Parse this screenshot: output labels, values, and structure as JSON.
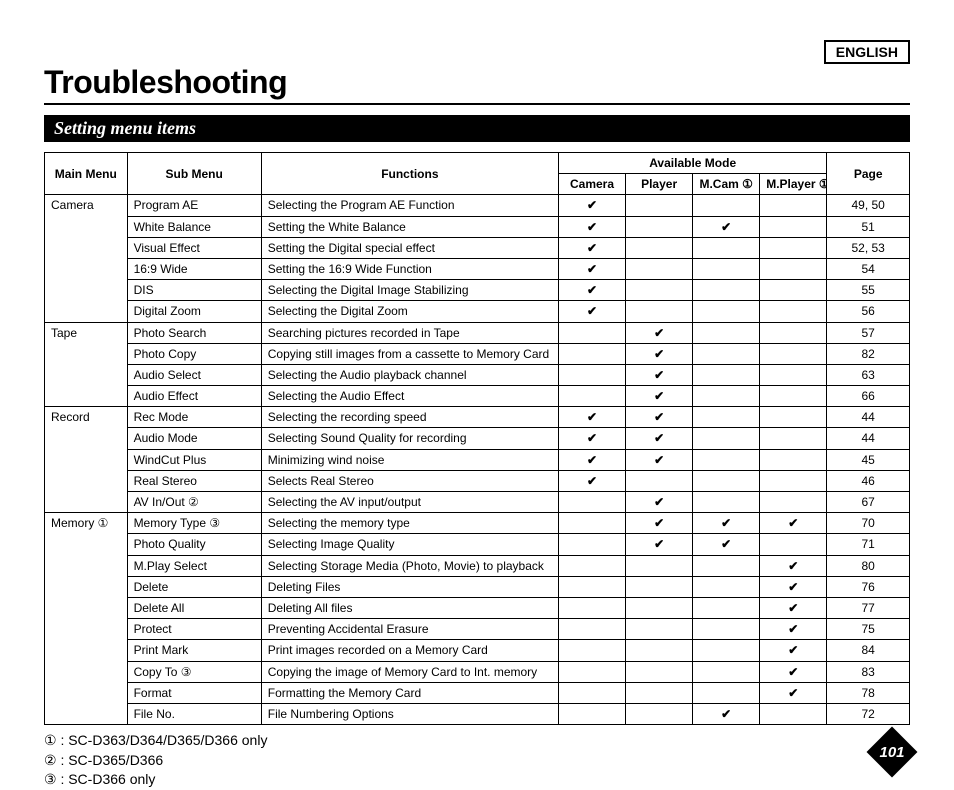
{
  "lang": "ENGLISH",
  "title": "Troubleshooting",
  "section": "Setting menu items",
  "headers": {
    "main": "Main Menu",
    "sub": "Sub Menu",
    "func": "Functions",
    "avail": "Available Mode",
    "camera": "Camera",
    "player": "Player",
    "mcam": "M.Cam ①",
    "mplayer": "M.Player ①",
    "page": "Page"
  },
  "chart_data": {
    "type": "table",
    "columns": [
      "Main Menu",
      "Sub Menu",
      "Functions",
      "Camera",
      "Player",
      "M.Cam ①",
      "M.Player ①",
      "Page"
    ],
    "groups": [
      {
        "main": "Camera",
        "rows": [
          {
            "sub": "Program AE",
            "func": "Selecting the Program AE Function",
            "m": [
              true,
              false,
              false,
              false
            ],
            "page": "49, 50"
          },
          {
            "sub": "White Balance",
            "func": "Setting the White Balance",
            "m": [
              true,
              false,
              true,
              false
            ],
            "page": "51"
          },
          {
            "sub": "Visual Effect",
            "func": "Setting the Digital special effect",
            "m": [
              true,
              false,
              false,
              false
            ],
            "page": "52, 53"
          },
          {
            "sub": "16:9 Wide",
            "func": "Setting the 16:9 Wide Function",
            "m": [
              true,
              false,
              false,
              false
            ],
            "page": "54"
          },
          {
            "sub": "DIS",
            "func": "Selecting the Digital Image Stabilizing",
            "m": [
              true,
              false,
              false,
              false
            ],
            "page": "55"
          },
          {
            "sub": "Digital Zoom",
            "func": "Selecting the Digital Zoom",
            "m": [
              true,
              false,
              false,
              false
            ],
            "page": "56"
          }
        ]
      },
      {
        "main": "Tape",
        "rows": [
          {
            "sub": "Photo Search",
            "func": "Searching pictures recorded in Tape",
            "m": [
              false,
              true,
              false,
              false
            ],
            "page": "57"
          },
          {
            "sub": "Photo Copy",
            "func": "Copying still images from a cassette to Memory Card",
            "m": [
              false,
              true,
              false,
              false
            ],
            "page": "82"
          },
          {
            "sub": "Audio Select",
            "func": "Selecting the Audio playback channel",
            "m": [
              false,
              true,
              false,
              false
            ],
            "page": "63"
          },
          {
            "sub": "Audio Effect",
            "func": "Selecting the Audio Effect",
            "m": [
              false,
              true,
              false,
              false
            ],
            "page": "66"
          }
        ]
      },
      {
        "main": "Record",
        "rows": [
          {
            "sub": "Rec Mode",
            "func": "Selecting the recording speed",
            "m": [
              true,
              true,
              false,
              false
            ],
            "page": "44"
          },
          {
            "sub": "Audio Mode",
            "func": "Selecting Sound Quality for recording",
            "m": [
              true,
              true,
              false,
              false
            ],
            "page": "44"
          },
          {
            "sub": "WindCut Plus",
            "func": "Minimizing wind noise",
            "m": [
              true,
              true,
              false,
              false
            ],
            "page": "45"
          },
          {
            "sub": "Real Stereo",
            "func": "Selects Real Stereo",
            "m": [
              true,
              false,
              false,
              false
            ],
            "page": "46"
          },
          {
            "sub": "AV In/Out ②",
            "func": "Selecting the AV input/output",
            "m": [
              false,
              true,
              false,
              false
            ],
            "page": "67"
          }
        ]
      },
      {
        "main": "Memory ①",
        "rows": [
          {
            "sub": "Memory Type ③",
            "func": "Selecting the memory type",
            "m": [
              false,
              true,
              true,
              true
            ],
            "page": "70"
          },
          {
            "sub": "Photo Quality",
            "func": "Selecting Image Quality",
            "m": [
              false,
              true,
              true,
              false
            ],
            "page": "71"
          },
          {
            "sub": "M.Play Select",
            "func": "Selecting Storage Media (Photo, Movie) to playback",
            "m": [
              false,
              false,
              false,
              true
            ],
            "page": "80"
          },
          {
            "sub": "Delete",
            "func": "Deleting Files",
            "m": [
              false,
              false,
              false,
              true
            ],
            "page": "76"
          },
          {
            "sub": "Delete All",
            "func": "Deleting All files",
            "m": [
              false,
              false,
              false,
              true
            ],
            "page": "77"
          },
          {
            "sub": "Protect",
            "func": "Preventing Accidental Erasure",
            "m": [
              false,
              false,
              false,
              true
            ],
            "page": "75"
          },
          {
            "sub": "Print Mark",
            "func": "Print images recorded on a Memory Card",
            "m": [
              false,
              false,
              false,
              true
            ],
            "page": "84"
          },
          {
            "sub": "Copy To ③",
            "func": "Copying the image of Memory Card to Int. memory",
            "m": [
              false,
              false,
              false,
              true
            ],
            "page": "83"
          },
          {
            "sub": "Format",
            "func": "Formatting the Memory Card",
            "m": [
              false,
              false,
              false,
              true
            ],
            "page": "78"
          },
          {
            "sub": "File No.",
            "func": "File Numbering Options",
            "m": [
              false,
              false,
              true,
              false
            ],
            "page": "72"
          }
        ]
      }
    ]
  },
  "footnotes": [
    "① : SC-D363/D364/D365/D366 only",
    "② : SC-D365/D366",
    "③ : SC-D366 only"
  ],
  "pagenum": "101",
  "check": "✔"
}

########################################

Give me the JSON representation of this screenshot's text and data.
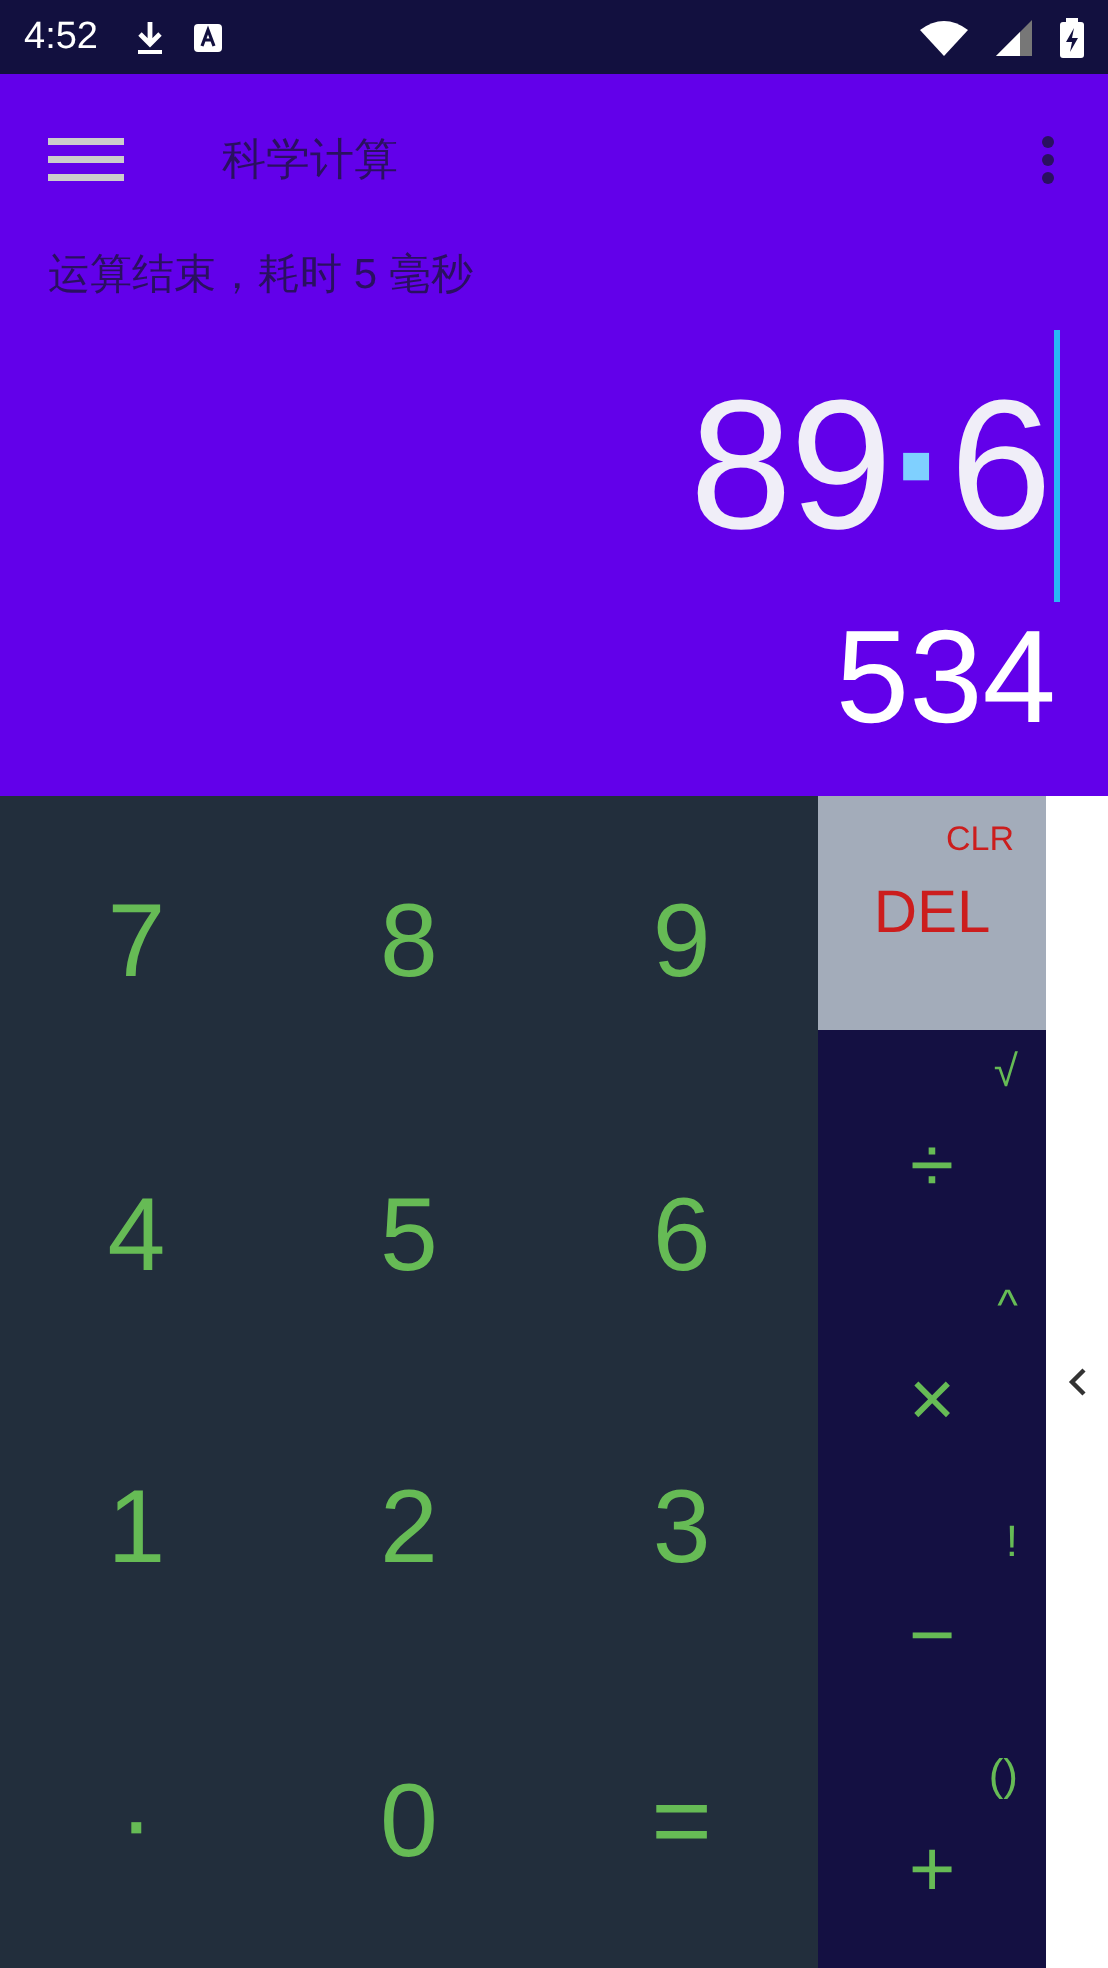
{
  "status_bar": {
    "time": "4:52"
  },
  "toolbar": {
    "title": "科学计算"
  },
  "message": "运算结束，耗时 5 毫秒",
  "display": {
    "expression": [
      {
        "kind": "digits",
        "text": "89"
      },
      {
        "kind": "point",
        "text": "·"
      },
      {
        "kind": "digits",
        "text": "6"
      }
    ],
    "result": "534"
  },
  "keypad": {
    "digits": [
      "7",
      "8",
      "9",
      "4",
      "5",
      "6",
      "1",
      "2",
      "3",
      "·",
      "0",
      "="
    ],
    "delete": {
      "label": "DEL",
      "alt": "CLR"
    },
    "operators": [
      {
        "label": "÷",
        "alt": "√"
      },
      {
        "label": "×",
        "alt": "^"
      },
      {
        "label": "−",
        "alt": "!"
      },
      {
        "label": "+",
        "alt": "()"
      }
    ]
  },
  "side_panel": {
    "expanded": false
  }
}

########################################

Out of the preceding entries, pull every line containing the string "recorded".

            "func": "Searching pictures recorded in Tape",
            "func": "Print images recorded on a Memory Card",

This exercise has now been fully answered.